WASHINGTON -- President Barack Obama and Mitt Romney are engaged in a furious duel for women’s votes, battling daily with attack ads, massive rallies and heartfelt testimonials from supportive women.
In the latest round Friday, the president fired up a raucous crowd at George Mason University in Fairfax, Va., with a vigorous pitch to women voters. He wore a pink bracelet, signaling his support for breast cancer research, and was introduced by Cecile Richards, president of Planned Parenthood Federation of America.
Obama poured it on. "When it comes to issues critical to women, the right to make your own decision about your health, the right to be treated fairly and equally in the workplace, Gov. Romney wants to take us to policies more suited to the 1950s," Obama said, as the audience kept interrupting him with applause.
"He may not have noticed, we’re in the 21st century, and in the 21st century, a woman deserves equal pay for equal work,” he said. “This should be a no-brainer."

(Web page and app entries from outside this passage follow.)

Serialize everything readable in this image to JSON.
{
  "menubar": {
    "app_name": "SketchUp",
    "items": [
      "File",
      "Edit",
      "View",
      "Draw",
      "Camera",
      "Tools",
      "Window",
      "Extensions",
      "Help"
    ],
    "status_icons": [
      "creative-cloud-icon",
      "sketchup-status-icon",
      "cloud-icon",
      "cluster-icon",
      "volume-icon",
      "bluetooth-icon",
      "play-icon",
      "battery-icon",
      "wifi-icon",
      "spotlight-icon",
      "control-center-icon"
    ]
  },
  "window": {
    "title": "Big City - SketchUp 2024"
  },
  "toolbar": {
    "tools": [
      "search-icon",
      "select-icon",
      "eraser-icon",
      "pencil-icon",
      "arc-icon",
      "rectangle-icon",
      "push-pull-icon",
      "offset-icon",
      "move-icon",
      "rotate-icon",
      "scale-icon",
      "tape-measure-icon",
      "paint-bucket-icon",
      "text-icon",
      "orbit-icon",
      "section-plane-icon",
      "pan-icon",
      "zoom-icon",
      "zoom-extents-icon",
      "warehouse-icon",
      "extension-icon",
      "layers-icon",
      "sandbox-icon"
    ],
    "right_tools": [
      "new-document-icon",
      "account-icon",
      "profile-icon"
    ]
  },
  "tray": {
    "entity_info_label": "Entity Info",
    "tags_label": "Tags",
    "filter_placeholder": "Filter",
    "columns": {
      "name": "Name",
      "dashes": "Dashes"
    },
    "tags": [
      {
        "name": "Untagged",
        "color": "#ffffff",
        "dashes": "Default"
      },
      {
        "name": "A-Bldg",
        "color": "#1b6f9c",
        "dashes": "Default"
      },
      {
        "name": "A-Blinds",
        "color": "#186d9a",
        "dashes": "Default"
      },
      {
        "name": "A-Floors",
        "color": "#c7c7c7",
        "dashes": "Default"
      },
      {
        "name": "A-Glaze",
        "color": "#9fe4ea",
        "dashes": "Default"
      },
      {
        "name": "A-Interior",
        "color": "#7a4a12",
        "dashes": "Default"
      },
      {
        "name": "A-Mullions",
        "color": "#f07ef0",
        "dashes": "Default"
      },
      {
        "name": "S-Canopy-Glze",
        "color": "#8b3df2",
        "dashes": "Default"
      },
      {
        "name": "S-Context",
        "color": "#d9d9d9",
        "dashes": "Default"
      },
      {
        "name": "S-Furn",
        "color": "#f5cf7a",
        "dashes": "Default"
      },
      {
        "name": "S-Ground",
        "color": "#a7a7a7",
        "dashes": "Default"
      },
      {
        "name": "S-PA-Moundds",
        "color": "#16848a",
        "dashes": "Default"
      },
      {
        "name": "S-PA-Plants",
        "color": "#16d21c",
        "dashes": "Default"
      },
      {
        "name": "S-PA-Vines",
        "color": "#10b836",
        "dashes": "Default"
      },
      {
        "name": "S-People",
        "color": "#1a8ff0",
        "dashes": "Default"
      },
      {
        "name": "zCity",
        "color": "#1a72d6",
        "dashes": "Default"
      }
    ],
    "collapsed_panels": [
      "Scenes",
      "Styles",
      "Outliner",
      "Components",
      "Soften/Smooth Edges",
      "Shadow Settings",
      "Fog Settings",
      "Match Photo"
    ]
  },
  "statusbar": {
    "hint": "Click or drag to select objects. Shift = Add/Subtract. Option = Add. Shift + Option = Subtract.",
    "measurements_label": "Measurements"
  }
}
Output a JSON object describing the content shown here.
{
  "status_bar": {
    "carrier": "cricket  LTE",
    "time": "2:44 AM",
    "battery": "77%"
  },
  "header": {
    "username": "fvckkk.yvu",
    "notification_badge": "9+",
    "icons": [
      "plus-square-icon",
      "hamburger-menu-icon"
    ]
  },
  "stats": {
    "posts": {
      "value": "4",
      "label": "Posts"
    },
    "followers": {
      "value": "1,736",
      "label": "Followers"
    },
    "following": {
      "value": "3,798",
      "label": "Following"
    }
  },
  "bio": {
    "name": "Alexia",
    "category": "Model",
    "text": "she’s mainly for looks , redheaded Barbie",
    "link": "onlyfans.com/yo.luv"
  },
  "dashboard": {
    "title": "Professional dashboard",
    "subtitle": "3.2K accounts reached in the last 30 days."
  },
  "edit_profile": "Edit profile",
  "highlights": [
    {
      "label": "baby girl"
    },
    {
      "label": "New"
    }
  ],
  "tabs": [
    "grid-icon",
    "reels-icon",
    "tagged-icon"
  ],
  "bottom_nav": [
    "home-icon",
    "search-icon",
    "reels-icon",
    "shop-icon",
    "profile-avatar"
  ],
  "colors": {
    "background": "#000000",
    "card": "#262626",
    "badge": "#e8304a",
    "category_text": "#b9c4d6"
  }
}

Obama went on to talk about administration efforts to make contraception and mammograms easier to obtain. The Romney campaign quickly responded by trying to shift the focus back to the economy.
“Women haven’t forgotten how we’ve suffered over the last four years in the Obama economy with higher taxes, higher unemployment and record levels of poverty," said Virginia state lawmaker Barbara Comstock.
Romney’s also trying to show a gentler, softer side, notably in a new ad this week. It features a woman suggesting Romney’s position on abortion is not as extreme as opponents say it is.
"I looked into it," the woman says. "Turns out Romney doesn’t oppose contraception at all. In fact, he does think abortion should be an option in cases of rape, incest or to save a mother’s life."
She then pivots to the economic argument. "This issue’s important to me," the woman says of abortion, "but I’m more concerned about the debt our children will be left with. I voted for President Obama last time. We just can’t afford four more years."
The Obama campaign struck back quickly with an ad featuring the woman’s picture. "Seen this from Mitt Romney?" it asked. "Then take a look at this."
“If Roe v. Wade was overturned, Congress passed a federal ban on all abortions, and it came to your desk – would you sign it? Yes or no?” asks CNN’s Anderson Cooper in a 2007 Republican candidate debate.
“Let me say it: I’d be delighted to sign that bill,” Romney says as he smiles and vigorously shakes his head affirmatively. The ad edits out the next lines that Romney said at the time. “But that’s not where we are,” he added. “That’s not where America is today. Where America is ready to overturn Roe v. Wade and return to the states that authority. But if the Congress got there, we had that kind of consensus in that country, terrific."
Romney sees a historic chance to close the "gender gap" that’s dogged Republican presidential candidates for decades. Polls suggest Romney has an opening, and he’s trying to cast himself as a reasonable, moderate leader able to fix a sluggish economy that’s hit women particularly hard.
Democrats counter by reminding women that Obama has aggressively championed abortion rights, domestic violence laws and equal pay, while Romney and his allies have been reluctant to embrace those causes .